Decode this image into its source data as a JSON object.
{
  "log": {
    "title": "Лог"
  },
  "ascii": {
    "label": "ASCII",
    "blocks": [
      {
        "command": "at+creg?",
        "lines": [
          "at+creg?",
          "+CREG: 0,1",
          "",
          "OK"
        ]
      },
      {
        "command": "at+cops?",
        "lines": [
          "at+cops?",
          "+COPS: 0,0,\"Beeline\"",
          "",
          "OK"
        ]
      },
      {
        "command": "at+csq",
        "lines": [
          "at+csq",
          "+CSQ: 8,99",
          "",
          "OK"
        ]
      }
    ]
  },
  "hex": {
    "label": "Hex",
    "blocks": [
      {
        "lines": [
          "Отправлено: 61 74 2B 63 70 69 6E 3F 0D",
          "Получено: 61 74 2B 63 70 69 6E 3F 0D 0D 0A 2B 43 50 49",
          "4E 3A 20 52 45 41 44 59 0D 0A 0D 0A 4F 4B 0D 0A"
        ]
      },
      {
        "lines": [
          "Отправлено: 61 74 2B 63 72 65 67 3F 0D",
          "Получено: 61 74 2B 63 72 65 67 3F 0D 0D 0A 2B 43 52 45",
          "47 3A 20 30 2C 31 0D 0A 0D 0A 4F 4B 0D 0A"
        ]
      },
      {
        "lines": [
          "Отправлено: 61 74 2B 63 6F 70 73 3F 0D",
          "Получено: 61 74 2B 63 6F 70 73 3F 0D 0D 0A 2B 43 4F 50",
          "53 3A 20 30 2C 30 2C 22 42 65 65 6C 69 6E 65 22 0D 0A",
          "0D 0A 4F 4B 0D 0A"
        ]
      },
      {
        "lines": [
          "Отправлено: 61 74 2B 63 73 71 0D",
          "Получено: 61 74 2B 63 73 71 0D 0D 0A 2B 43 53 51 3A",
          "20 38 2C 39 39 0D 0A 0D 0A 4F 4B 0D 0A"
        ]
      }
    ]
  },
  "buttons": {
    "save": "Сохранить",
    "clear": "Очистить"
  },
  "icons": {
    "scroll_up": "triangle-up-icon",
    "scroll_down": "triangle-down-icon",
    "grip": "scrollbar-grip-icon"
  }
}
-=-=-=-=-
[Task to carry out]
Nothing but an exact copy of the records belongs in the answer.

[Solution]
Decode this image into its source data as a JSON object.
{
  "log": {
    "title": "Лог"
  },
  "ascii": {
    "label": "ASCII",
    "blocks": [
      {
        "command": "at+creg?",
        "lines": [
          "at+creg?",
          "+CREG: 0,1",
          "",
          "OK"
        ]
      },
      {
        "command": "at+cops?",
        "lines": [
          "at+cops?",
          "+COPS: 0,0,\"Beeline\"",
          "",
          "OK"
        ]
      },
      {
        "command": "at+csq",
        "lines": [
          "at+csq",
          "+CSQ: 8,99",
          "",
          "OK"
        ]
      }
    ]
  },
  "hex": {
    "label": "Hex",
    "blocks": [
      {
        "lines": [
          "Отправлено: 61 74 2B 63 70 69 6E 3F 0D",
          "Получено: 61 74 2B 63 70 69 6E 3F 0D 0D 0A 2B 43 50 49",
          "4E 3A 20 52 45 41 44 59 0D 0A 0D 0A 4F 4B 0D 0A"
        ]
      },
      {
        "lines": [
          "Отправлено: 61 74 2B 63 72 65 67 3F 0D",
          "Получено: 61 74 2B 63 72 65 67 3F 0D 0D 0A 2B 43 52 45",
          "47 3A 20 30 2C 31 0D 0A 0D 0A 4F 4B 0D 0A"
        ]
      },
      {
        "lines": [
          "Отправлено: 61 74 2B 63 6F 70 73 3F 0D",
          "Получено: 61 74 2B 63 6F 70 73 3F 0D 0D 0A 2B 43 4F 50",
          "53 3A 20 30 2C 30 2C 22 42 65 65 6C 69 6E 65 22 0D 0A",
          "0D 0A 4F 4B 0D 0A"
        ]
      },
      {
        "lines": [
          "Отправлено: 61 74 2B 63 73 71 0D",
          "Получено: 61 74 2B 63 73 71 0D 0D 0A 2B 43 53 51 3A",
          "20 38 2C 39 39 0D 0A 0D 0A 4F 4B 0D 0A"
        ]
      }
    ]
  },
  "buttons": {
    "save": "Сохранить",
    "clear": "Очистить"
  },
  "icons": {
    "scroll_up": "triangle-up-icon",
    "scroll_down": "triangle-down-icon",
    "grip": "scrollbar-grip-icon"
  }
}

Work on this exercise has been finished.